The researchers are quite sure that these jellyfish robots can now be sent to ocean to trace fragile coral reefs. They will not risk collision and damage the ocean. Instead of hard material, Florida developers have used soft substances for both the body and tentacles. Jellyfish robots can swim against currents just like the fishes. It can also swim through the holes which are smaller than its size.
Design and Function of Jellyfish robots:
The jellyfish robots contain two pumps to inflate eight silicon rubber tentacles. The pump creates a circuit of water for a swimming stroke. It then stops and the water flows back into ocean and the tentacles relax. Both the pumps of these jellyfish robots features a 3-volt battery running a small electronic circuit board. It also sports temperature and salinity sensors.
Dr Erik Engeberg, from Florida Atlantic University, said, “Studying and monitoring fragile environments, such as coral reefs, has always been challenging for marine researchers.” He further added, “Soft robots have great potential to help with this.” “Soft robots based on fish and other marine animals have gained popularity in the research community in the last few years. Jellyfish are excellent candidates because they are very efficient swimmers,” Dr Engeberg continued.
Meanwhile, five jellyfish robots of different hardness variants were created with the help of 3D Printing technology. “We found the robots were able to swim through openings narrower than the nominal diameter of the robot,” added Dr Engeberg.

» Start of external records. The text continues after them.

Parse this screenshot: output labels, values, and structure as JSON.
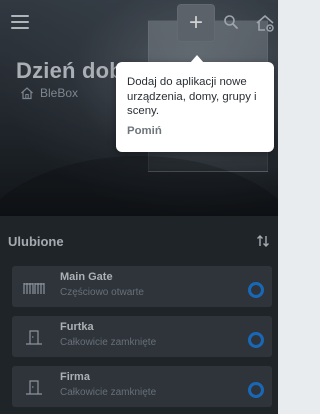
{
  "topbar": {
    "menu_icon": "hamburger-menu-icon",
    "add_label": "+",
    "search_icon": "search-icon",
    "settings_icon": "house-gear-icon"
  },
  "hero": {
    "greeting": "Dzień dobry",
    "home_icon": "home-icon",
    "home_name": "BleBox"
  },
  "tooltip": {
    "text": "Dodaj do aplikacji nowe urządzenia, domy, grupy i sceny.",
    "skip_label": "Pomiń"
  },
  "favorites": {
    "title": "Ulubione",
    "sort_icon": "sort-arrows-icon",
    "devices": [
      {
        "name": "Main Gate",
        "status": "Częściowo otwarte",
        "icon": "gate-icon"
      },
      {
        "name": "Furtka",
        "status": "Całkowicie zamknięte",
        "icon": "door-icon"
      },
      {
        "name": "Firma",
        "status": "Całkowicie zamknięte",
        "icon": "door-icon"
      }
    ]
  },
  "colors": {
    "accent": "#1f7fe0",
    "background": "#272c33",
    "card": "#3a4049",
    "tooltip": "#ffffff"
  }
}
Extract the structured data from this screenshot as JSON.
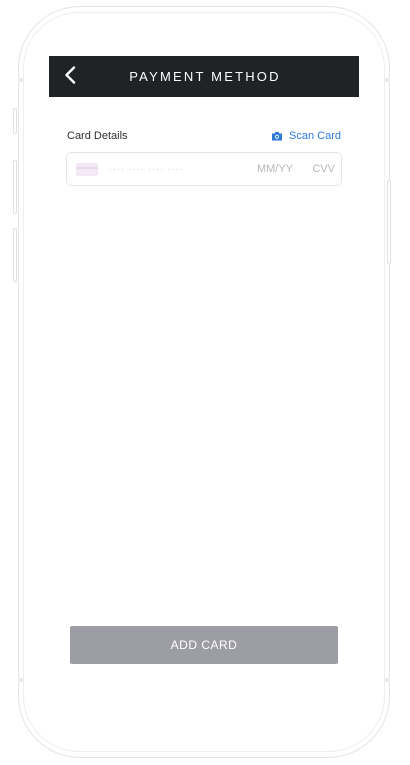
{
  "header": {
    "title": "PAYMENT METHOD",
    "back_icon": "chevron-left-icon"
  },
  "card_details": {
    "label": "Card Details",
    "scan_card_label": "Scan Card",
    "scan_icon": "camera-icon",
    "accent_color": "#2f7ad8"
  },
  "card_input": {
    "card_icon": "credit-card-icon",
    "card_number_placeholder": "···· ···· ···· ····",
    "expiry_placeholder": "MM/YY",
    "cvv_placeholder": "CVV"
  },
  "footer": {
    "add_card_label": "ADD CARD",
    "button_color": "#9d9da5"
  },
  "colors": {
    "header_bg": "#202326"
  }
}
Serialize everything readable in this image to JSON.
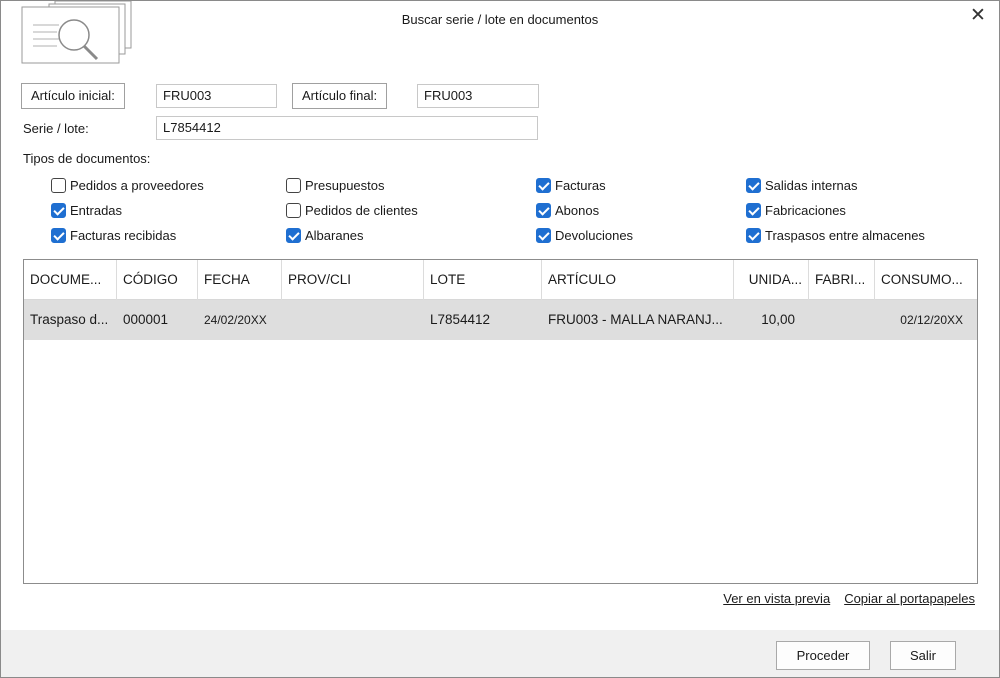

However, this project is just a start to monitor oceans. Scientists are going to use navigational programming and environmental sensors further. This will help the jellyfish robots to find gaps and swim in a better way in variable water conditions. Click here for more such wild articles. Follow Techie Scoops on Instagram to stay up to date with latest tech trends.